ESPN’s Arnovitz on Suns’ Sarver: ‘I don’t think there’s a villain here’
“Inside the Phoenix Suns’ messy and dysfunctional front office” might read as a brazen takedown story about an NBA team that will likely fail to win 25 games for the fourth consecutive season.
But while the piece that appeared Monday on ESPN might have shed poor light on the Suns and owner Robert Sarver — it at least did more to confirm the perception of the team — author Kevin Arnovitz believes it’s more of a diagnosis rather than a written death sentence on the franchise.
In other words, there’s a lot of nuance to the situation.
“I never think there is one thing,” Arnovitz told Doug & Wolf on 98.7 FM Arizona’s Sports Station. “I was very interested in people characterizing it as a takedown of this guy or a takedown of that guy. No, I think it was just a diagnosis.
“I don’t think there’s a villain here. It’s just a diagnosis. I want to get that across. I had nothing but really positive interactions with what I thought was a very courteous, thoughtful gentleman.”
While many of the anecdotes told to Arnovitz in his reporting came from nearly two dozen unnamed sources, Sarver also spoke on the record with ESPN. From that, Arnovitz saw an owner who is quite aware of his failures.
“The organization hasn’t functioned to the level of mine or our fans’ expectations, and that’s on me to change,” Sarver told Arnovitz for the story. “If I look back, at times I’ve tried to use a formula I’ve used in business where I’ve hired younger folks and tried to mentor them.
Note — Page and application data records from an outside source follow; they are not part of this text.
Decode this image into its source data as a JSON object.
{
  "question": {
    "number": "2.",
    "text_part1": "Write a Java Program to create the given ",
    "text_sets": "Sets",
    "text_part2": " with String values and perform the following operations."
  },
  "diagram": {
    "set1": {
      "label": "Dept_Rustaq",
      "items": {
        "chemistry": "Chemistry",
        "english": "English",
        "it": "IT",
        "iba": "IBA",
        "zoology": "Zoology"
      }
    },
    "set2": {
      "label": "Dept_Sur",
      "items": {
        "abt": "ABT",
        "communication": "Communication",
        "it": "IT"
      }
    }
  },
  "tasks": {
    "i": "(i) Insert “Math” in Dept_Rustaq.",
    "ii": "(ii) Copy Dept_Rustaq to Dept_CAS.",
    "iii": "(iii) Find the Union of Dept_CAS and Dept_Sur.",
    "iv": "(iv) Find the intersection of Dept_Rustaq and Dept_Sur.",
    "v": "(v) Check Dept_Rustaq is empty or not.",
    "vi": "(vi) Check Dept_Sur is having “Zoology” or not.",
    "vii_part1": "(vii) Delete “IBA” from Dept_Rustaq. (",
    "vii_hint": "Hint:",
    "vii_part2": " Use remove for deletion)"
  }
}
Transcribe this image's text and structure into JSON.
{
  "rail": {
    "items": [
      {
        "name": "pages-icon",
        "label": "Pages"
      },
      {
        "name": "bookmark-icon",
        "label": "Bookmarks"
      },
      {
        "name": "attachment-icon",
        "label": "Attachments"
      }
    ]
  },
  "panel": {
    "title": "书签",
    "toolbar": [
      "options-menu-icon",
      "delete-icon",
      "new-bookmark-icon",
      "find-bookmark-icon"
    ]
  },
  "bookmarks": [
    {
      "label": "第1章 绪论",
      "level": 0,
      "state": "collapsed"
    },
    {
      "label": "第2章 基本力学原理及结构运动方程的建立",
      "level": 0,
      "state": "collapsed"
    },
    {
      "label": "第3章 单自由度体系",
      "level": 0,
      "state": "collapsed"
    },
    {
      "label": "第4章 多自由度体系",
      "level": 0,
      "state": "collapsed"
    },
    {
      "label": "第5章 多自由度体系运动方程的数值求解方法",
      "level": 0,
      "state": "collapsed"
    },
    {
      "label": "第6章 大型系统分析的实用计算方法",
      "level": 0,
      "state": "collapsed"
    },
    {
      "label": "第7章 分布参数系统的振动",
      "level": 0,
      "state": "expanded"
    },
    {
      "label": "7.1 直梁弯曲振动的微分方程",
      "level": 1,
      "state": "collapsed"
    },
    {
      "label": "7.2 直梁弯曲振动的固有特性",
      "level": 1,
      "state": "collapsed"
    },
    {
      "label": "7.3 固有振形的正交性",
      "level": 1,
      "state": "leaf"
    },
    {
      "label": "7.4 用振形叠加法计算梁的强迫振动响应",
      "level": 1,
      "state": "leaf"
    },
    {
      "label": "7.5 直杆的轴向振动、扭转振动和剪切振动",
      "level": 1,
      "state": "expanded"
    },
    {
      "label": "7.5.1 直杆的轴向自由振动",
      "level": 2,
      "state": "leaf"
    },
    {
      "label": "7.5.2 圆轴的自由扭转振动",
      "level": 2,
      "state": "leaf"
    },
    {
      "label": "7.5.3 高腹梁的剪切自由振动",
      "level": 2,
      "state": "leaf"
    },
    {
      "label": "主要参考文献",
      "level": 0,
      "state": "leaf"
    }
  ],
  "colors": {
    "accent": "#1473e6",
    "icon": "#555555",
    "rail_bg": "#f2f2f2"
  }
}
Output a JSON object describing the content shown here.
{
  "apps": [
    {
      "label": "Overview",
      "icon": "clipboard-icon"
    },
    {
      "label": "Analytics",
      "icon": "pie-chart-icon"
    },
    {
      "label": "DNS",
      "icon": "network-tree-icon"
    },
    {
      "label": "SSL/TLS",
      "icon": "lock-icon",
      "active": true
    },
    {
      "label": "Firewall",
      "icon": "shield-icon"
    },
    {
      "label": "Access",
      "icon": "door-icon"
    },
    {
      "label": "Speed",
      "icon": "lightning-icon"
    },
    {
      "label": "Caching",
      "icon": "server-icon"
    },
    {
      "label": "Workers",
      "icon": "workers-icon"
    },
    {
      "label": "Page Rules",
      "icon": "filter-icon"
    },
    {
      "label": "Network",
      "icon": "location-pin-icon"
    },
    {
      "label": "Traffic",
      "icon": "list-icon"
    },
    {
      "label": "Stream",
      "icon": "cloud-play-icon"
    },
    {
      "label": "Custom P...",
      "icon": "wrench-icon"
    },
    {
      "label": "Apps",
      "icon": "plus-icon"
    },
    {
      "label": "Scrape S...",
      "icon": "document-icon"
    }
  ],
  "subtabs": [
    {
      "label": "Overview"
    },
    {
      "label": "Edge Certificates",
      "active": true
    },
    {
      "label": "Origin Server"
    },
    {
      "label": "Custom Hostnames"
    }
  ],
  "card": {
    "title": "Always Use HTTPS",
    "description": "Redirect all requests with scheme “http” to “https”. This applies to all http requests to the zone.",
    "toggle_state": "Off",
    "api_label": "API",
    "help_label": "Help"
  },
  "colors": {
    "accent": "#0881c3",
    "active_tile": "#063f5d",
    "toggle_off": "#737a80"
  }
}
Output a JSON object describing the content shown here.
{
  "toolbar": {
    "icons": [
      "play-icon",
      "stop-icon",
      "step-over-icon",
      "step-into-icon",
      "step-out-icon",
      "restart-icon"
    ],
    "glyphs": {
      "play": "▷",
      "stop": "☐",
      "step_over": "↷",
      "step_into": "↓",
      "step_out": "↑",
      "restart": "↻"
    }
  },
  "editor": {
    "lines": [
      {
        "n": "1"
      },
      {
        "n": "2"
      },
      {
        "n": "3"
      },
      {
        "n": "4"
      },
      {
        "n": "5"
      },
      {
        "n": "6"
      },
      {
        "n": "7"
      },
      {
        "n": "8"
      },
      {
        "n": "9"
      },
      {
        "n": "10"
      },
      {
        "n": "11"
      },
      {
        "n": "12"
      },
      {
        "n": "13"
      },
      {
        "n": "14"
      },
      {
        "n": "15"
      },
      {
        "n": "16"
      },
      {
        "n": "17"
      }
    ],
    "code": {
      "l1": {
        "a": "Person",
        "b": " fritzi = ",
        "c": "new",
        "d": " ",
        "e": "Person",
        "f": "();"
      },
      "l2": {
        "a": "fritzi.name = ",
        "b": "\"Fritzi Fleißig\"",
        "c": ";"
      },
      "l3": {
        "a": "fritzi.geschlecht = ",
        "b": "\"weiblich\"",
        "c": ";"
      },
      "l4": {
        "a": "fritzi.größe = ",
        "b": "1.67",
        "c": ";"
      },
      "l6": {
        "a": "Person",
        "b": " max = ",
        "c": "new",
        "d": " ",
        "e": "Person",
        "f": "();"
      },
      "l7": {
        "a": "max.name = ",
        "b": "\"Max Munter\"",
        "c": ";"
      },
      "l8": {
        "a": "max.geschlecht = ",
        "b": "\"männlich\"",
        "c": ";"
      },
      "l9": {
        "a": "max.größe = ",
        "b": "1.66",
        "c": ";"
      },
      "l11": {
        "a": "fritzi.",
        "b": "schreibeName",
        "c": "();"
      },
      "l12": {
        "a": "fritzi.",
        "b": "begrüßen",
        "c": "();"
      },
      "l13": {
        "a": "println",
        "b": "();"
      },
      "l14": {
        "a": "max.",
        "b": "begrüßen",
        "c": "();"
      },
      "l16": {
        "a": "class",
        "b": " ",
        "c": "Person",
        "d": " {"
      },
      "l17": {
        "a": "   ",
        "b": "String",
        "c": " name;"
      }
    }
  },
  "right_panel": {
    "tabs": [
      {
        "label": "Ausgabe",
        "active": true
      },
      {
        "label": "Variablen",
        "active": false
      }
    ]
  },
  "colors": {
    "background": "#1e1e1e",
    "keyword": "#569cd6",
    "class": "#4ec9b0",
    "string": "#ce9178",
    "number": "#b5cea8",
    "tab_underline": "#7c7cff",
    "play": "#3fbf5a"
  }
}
In my other business, that’s been successful. But in this business, I’ve sometimes underestimated the challenges of the management responsibilities in today’s NBA and the experience level it takes to do that.”
The standings, of course, don’t lie.
Arnovitz believes Sarver’s awareness about the dire situation came recently. That might be why the owner decided to fire general manager Ryan McDonough days before the 2018-19 season — after McDonough led Phoenix through the 2018 NBA Draft and the hiring process that landed with Igor Kokoskov as head coach.
The Suns’ internal expectations, quite obviously, weren’t reached in what was supposed to be a year of improvement.
In writing and reporting his piece, Arnovitz called Sarver courteous and generous with his time, and he understands how Sarver’s reported instances of meddling could be coming from a place of passion.
“I think there’s something about the competitive juices, whether you’re a player or coach. An owner, it’s funny, they’re not on the floor in a uniform, but is there anyone more vested in the Phoenix Suns than Robert Sarver? I say this for any owner,” Arnovitz said, adding that he got the feeling Sarver will indeed hire an experienced front office leader after this season.
“I (tend to) be an optimist in most things and I do think there is real change coming,” Arnovitz said. “There are conditions to that change. One of the things that have to happen … an interventionist owner’s going to probably have to be a lot less present, as much as it pains them, to allow somebody to take that job, work it, maintain it and succeed in it.”